Super User is a question and answer site for computer enthusiasts and power users. It's 100% free, no registration required.

Sign up
Here's how it works:
  1. Anybody can ask a question
  2. Anybody can answer
  3. The best answers are voted up and rise to the top

(I'm talking about the shell Fish, esp. Fish's Fish.)

For Bash/ZSH, I had ~/.profile with some exports, aliases and other stuff.

I don't want to have a separate config for environment variables for Fish, I want to re-use my ~/.profile. How?

In The FAQ, it is stated that I can at least import those via /usr/local/share/fish/tools/, however I don't really like running that for each Fish-instance.

share|improve this question
up vote 7 down vote accepted

My current solution (see here for a maybe more recent version):

egrep "^export " ~/.profile | while read e
    set var (echo $e | sed -E "s/^export ([A-Z_]+)=(.*)\$/\1/")
    set value (echo $e | sed -E "s/^export ([A-Z_]+)=(.*)\$/\2/")

    # remove surrounding quotes if existing
    set value (echo $value | sed -E "s/^\"(.*)\"\$/\1/")

    if test $var = "PATH"
        # replace ":" by spaces. this is how PATH looks for Fish
        set value (echo $value | sed -E "s/:/ /g")

        # use eval because we need to expand the value
        eval set -xg $var $value


    # evaluate variables. we can use eval because we most likely just used "$var"
    set value (eval echo $value)

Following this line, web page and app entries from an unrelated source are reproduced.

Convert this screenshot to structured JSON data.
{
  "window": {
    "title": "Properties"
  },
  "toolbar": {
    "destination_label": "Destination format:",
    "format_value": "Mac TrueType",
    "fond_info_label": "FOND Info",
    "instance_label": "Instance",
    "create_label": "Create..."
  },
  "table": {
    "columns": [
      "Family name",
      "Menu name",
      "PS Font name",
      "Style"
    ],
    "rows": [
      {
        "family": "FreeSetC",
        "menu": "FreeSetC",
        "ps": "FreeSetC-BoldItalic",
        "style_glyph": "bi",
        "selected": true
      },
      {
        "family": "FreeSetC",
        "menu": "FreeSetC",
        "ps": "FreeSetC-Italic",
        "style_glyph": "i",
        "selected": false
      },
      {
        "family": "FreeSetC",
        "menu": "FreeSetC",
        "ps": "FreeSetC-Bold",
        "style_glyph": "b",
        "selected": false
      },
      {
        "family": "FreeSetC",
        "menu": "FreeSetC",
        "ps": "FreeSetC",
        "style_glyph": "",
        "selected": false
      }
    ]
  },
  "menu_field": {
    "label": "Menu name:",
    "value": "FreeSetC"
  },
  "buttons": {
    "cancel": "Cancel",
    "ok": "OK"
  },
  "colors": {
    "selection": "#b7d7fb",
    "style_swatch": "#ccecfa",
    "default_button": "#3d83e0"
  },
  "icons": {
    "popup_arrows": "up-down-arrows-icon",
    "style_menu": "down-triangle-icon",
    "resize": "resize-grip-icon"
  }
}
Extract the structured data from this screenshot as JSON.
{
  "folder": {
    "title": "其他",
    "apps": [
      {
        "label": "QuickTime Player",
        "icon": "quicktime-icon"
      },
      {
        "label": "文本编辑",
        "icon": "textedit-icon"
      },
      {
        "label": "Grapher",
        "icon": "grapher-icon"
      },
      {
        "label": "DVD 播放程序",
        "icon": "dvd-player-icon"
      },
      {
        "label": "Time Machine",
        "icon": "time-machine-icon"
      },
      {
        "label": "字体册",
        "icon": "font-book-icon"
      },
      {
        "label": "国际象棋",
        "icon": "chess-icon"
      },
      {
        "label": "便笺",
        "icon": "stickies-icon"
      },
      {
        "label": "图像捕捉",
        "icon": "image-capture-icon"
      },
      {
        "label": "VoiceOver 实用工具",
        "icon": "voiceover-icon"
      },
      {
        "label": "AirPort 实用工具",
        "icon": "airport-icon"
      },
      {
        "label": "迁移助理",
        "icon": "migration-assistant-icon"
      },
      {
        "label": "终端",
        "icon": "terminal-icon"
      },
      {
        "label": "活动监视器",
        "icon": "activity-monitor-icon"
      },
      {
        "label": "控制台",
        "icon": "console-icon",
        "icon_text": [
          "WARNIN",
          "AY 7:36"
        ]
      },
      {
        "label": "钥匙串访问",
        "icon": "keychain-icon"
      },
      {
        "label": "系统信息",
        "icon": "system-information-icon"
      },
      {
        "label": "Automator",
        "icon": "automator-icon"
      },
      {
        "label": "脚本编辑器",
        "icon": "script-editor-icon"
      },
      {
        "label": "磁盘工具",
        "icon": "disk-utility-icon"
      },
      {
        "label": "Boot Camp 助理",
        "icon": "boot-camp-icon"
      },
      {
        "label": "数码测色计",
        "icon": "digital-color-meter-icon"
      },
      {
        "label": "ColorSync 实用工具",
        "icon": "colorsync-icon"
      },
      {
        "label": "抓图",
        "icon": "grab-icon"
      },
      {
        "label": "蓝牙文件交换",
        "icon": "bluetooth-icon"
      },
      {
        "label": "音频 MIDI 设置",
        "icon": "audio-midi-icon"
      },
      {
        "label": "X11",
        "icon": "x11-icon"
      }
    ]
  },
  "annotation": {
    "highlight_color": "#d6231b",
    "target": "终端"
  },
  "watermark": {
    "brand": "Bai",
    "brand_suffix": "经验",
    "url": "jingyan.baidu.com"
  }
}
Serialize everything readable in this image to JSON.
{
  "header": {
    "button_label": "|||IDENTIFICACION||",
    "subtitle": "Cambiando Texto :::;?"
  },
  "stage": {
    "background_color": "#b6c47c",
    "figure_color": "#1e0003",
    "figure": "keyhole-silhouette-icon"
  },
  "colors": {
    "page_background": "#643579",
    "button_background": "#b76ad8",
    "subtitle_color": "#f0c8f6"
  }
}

    set -xg $var $value
share|improve this answer

If your distribution uses PAM, you could set your environment variables in your ~/.pam_environment file.

share|improve this answer

I tried sourcing .profile on fish startup and it worked like a charm for me.

just do :

echo 'source ~/.profile;clear;' >  ~/.config/fish/

Restart terminal or iterm2, test an alias from .profile to test.

share|improve this answer
Worked for me too! Running MacOSX. – Alexar Dec 6 '15 at 3:33

You can't. fish's syntax is too different from Bourne shell (/bin/sh) syntax. This is the same reason you can't use .profile with other non-Bourne-derived shells, such as csh and tcsh.

share|improve this answer
I don't want to fully execute .profile. I just want to get all exports from there. One easy way would be to egrep "^export" which would be good enough already for me. Another, more correct solution would be this. Also, I e.g. could run this script which probably does something similar. So, there are obviously many ways to do this. With my question here, I was wondering how others have solved this. – Albert Jul 11 '12 at 14:18

You can start Fish from Bash. If you do that, Fish will inherit all environment variables (export FOO=bar) from Bash. At this point, Bash will have already read your .profile (or the like).

bash-3.2$ export TEST="test"
bash-3.2$ fish
cmey@MBP ~> echo $TEST
share|improve this answer

Install dash and add this line to your

env -i HOME=$HOME dash -l -c 'export -p' | sed -e "/PATH/s/'//g;/PATH/s/:/ /g;s/=/ /;s/^export/set -x/" | source
share|improve this answer

You can use Bash to parse /etc/profile and ~/.profile, and then start fish.

  1. Create /usr/local/bin/fishlogin with contents

    #!/bin/bash -l
    fish "$@"
  2. Make it executable

    chmod +x /usr/local/bin/fishlogin
  3. Set it as your default shell

    usermod -s /usr/local/bin/fishlogin $USER
share|improve this answer

Your Answer


By posting your answer, you agree to the privacy policy and terms of service.

Not the answer you're looking for? Browse other questions tagged or ask your own question.